Bears more active in Revelstoke this spring than years before

Bears appear to be more active this spring than in previous years, and Revelstoke Bear Aware reminds community members to be conscious of their bear attractants.

Signs of bear activity on a fence Photo: Aaron Orlando/Revelstoke Mountaineer

Another winter season has come and gone, and with the commencement of spring comes the beginning of bear season. Throughout Revelstoke, bears have been out of hibernation and up to their usual shenanigans.

I know that bears are in every single corner of the town right now. There’s no community where there is not a bear,” Says Revelstoke Bear Aware Community Coordinator Maggie Spizzirri.

Spizzirri told Mountaineer staff in an interview that bears seem to be more active this spring than usual compared to the last five years. She says this could result from bears going back to the same habits they had when they went into hibernation in the fall.

“If they were starting to become a little bit aggressive, then we’ll see that exponentially more right away in spring because they know where to access easy food. And if you think of people leaving out garbage, that’s like a buffet of food that we provide for them,” Spizzirri said. “Whereas, you know, in the forest, they have to go foraging. It’s a little bit more effort. So it’s not that there’s no food for them. It’s just path of least resistance.”

A couple of black bears hang out in Revelstoke in this file photo. Photo: Revelstoke Bear Aware file photo

As we transition into the spring and summer seasons, Revelstoke Bear Aware reminds community members to monitor their potential bear attractants. Spizzirri says that fruit trees and garbage are the biggest problems attracting and creating food-conditioned and habituated bears.

“As fruit starts to become ripe, and I know we’ve got cherries coming up in June, just to make sure to pick your fruit,” Spizzirri says. “We have the gleaning program. If people aren’t able to pick their fruit, we have a bunch of awesome volunteers that come, and we’ll pick fruit for free. And then it gets donated to the food bank. So it’s a great program.”

Bear Aware says it’s not just about preventing bears from making a mess when it comes to garbage. It’s about community safety.

“The biggest tip would be, it’s not necessarily just saving bears. It’s also keeping our community safe. Making sure our kids can play in the playgrounds and not be afraid.
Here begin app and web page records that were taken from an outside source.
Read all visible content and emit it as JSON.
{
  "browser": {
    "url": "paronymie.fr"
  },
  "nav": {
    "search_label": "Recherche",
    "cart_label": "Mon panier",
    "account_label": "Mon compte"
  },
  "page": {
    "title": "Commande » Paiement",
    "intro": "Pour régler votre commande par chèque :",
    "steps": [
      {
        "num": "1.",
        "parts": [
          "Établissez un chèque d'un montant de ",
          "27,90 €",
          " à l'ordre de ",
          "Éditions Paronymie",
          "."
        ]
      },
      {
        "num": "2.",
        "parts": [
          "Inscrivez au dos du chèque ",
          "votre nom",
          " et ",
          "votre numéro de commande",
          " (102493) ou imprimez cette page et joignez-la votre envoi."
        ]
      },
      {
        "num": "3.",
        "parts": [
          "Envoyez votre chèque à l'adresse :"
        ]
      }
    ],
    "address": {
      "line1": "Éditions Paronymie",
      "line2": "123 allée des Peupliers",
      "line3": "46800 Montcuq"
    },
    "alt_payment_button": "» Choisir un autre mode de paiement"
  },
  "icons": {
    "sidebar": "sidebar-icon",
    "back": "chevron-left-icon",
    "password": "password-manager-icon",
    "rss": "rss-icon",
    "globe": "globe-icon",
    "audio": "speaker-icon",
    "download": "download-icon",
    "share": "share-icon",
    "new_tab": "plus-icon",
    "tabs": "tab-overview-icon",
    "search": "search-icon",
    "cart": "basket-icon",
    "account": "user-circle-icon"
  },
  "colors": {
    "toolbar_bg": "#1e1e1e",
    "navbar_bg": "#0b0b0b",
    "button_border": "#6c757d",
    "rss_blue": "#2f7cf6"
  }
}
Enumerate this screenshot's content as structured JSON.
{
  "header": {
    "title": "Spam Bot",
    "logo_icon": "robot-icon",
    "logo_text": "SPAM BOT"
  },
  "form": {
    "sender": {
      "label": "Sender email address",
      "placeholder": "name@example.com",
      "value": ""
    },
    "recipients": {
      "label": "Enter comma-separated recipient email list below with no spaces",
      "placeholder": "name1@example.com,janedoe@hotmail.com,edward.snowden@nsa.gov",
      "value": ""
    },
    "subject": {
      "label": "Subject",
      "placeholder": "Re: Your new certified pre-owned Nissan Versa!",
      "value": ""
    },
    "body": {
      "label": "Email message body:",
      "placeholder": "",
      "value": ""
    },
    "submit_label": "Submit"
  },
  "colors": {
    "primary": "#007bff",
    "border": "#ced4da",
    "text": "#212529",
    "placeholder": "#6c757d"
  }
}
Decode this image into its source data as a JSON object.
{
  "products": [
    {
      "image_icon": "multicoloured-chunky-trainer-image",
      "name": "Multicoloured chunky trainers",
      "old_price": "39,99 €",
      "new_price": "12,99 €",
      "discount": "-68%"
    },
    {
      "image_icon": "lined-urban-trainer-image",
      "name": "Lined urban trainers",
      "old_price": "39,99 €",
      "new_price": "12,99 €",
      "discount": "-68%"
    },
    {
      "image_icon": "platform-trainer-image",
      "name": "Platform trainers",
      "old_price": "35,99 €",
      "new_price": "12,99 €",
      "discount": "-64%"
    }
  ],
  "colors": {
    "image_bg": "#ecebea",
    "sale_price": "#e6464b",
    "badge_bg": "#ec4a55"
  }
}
Making sure people can put their garbage at the end of the curb and not be bluff charged and things like that.”

You can learn more about bear awareness in Revelstoke by visiting Revelstoke Bear Aware’s website.